"You look out and you see something at eye level and you look up and then you look up and then you look up, then you look up at the ceiling, there’s something going on. And so I thought it’d be neat to build a train layout that does the same thing."
So Lemberger created his first 3-D layout with the first toy train exhibit at the Nixon Library. He and his crew have built it three years running.
Below the white mountains, trains of all types wind through autumn trees that fill one side of the display. There’s an antique castle. An old-time street scene unfolds along the train track, below the snowy North Pole village.
"We got all kinds of little activity going on," says Lemberger, as he points out the whimsical features of the street scene. "We have a police car – actually a couple police cars – and if you look close at that building, that’s a donut shop, which one of the guys thought was cute.

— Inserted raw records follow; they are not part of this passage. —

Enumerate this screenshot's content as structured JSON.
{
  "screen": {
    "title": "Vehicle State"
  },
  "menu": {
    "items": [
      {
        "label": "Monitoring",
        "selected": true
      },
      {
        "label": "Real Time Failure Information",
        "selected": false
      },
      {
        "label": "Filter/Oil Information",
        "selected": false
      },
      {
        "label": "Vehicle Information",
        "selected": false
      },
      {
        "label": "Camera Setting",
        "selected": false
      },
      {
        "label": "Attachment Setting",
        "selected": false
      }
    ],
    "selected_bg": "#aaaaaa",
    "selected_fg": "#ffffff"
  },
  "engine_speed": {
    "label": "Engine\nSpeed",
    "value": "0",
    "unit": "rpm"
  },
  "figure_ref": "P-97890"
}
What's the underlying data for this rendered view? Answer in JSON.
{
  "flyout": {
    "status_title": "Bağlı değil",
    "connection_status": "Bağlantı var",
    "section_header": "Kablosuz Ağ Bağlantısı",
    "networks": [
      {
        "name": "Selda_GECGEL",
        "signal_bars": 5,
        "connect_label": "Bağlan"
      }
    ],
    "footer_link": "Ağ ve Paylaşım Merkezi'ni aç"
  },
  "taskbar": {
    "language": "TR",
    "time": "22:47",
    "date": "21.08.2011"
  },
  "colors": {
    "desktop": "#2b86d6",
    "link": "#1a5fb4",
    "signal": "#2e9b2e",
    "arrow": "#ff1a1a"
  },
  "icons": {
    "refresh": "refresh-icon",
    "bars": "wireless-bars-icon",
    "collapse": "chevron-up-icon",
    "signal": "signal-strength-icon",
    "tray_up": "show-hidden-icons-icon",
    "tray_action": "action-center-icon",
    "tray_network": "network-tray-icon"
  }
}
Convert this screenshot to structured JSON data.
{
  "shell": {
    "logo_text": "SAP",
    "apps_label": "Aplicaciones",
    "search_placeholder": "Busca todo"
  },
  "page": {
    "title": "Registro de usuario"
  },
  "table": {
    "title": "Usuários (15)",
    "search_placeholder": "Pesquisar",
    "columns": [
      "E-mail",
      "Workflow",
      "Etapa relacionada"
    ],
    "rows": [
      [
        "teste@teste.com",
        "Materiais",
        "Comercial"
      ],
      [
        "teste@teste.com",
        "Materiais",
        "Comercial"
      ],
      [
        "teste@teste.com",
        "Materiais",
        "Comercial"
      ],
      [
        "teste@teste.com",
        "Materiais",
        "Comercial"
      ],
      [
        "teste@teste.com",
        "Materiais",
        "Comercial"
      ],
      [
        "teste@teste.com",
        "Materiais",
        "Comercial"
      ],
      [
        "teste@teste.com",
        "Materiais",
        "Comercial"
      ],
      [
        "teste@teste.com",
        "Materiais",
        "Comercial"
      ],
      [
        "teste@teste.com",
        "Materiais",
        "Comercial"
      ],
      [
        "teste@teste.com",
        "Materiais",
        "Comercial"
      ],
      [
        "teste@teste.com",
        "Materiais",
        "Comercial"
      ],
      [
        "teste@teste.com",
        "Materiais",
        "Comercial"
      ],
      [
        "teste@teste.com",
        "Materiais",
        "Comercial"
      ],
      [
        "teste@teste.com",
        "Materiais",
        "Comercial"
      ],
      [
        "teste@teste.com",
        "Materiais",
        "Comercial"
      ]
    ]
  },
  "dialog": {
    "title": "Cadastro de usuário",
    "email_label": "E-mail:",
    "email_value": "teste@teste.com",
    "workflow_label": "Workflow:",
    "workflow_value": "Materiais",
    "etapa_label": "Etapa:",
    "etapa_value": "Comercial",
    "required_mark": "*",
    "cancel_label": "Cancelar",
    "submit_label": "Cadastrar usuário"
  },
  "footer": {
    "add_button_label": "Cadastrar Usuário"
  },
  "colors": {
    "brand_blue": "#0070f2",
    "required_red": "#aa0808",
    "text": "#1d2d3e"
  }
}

"We have Nixon campaigning in the '50s, 'Nixon for Senator,' which would have been before he was vice president. That might’ve actually been in the '40s. And then we have a couple of fire trucks over here. And then if you look close, you can see we’ve got a jack-in-the-box on a motorcycle there."
Around the corner, a more modern Thomas the Train and his buddies make their rounds on their own tracks.
"And what’s great is this Polar Express scene up here," says Lemberger. "We’re running a train that’s a model of the Polar Express and it’ll actually stop randomly in front of these houses like it’s picking up the kids from the movie."
The Polar Express train flies by on the tracks and then suddenly stops. Over nearby loudspeakers, you can hear music from the movie and the sound of the conductor asking a little boy, "You coming?... This is the Polar Express!"
A quick "All aboard!" call and the Polar Express train bursts into motion on the track. It rounds a corner, on its way to the North Pole.
The Train Collectors Association’s Bob Lemberger says he enjoys every part of this, especially building so many detailed scenes.
"It’s fun to come in here, like on a Saturday, when this place is packed, watching the kids, watching the elderly – you know, just everybody. You know, everybody loves trains," Lemberger says. "You think this is for kids, but you see so many adults just eat this up, especially when they come through the front door and they don’t know what to expect and they see this big, humongous train layout."
The layout also includes a large Lego train setup in the Nixon Libary's lobby. And out back, the museum has brought in a real-life train engine that used to belong to Ward Kimball, one of Walt Disney's animators. That train engine looks much like those you see at Disneyland.
The exhibit is at the Nixon Library in Yorba Linda until Jan. 10.